[Interface dataset entries]
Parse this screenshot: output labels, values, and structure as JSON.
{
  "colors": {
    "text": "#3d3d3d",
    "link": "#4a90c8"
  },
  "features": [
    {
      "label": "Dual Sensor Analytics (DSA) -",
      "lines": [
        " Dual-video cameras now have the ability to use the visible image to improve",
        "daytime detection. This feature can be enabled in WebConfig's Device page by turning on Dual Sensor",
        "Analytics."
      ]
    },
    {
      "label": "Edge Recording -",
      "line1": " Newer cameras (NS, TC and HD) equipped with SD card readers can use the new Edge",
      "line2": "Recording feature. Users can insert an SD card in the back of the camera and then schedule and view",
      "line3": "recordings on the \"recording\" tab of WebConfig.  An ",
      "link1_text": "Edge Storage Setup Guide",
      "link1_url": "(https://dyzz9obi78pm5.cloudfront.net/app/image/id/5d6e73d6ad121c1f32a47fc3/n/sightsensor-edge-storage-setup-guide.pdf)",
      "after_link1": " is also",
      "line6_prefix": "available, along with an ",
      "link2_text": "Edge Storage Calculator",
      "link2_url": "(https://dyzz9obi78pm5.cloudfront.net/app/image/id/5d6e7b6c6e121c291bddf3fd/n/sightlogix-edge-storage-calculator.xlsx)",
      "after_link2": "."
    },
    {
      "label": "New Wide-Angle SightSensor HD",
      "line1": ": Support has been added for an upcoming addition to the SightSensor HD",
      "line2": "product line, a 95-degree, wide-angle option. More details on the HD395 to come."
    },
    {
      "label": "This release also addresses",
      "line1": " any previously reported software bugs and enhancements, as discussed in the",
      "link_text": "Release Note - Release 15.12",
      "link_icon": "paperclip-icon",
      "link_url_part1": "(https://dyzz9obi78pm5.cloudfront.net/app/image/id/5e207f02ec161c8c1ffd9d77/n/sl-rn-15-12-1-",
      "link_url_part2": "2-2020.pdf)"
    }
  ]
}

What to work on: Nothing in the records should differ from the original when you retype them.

Result of the task:
Parse this screenshot: output labels, values, and structure as JSON.
{
  "colors": {
    "text": "#3d3d3d",
    "link": "#4a90c8"
  },
  "features": [
    {
      "label": "Dual Sensor Analytics (DSA) -",
      "lines": [
        " Dual-video cameras now have the ability to use the visible image to improve",
        "daytime detection. This feature can be enabled in WebConfig's Device page by turning on Dual Sensor",
        "Analytics."
      ]
    },
    {
      "label": "Edge Recording -",
      "line1": " Newer cameras (NS, TC and HD) equipped with SD card readers can use the new Edge",
      "line2": "Recording feature. Users can insert an SD card in the back of the camera and then schedule and view",
      "line3": "recordings on the \"recording\" tab of WebConfig.  An ",
      "link1_text": "Edge Storage Setup Guide",
      "link1_url": "(https://dyzz9obi78pm5.cloudfront.net/app/image/id/5d6e73d6ad121c1f32a47fc3/n/sightsensor-edge-storage-setup-guide.pdf)",
      "after_link1": " is also",
      "line6_prefix": "available, along with an ",
      "link2_text": "Edge Storage Calculator",
      "link2_url": "(https://dyzz9obi78pm5.cloudfront.net/app/image/id/5d6e7b6c6e121c291bddf3fd/n/sightlogix-edge-storage-calculator.xlsx)",
      "after_link2": "."
    },
    {
      "label": "New Wide-Angle SightSensor HD",
      "line1": ": Support has been added for an upcoming addition to the SightSensor HD",
      "line2": "product line, a 95-degree, wide-angle option. More details on the HD395 to come."
    },
    {
      "label": "This release also addresses",
      "line1": " any previously reported software bugs and enhancements, as discussed in the",
      "link_text": "Release Note - Release 15.12",
      "link_icon": "paperclip-icon",
      "link_url_part1": "(https://dyzz9obi78pm5.cloudfront.net/app/image/id/5e207f02ec161c8c1ffd9d77/n/sl-rn-15-12-1-",
      "link_url_part2": "2-2020.pdf)"
    }
  ]
}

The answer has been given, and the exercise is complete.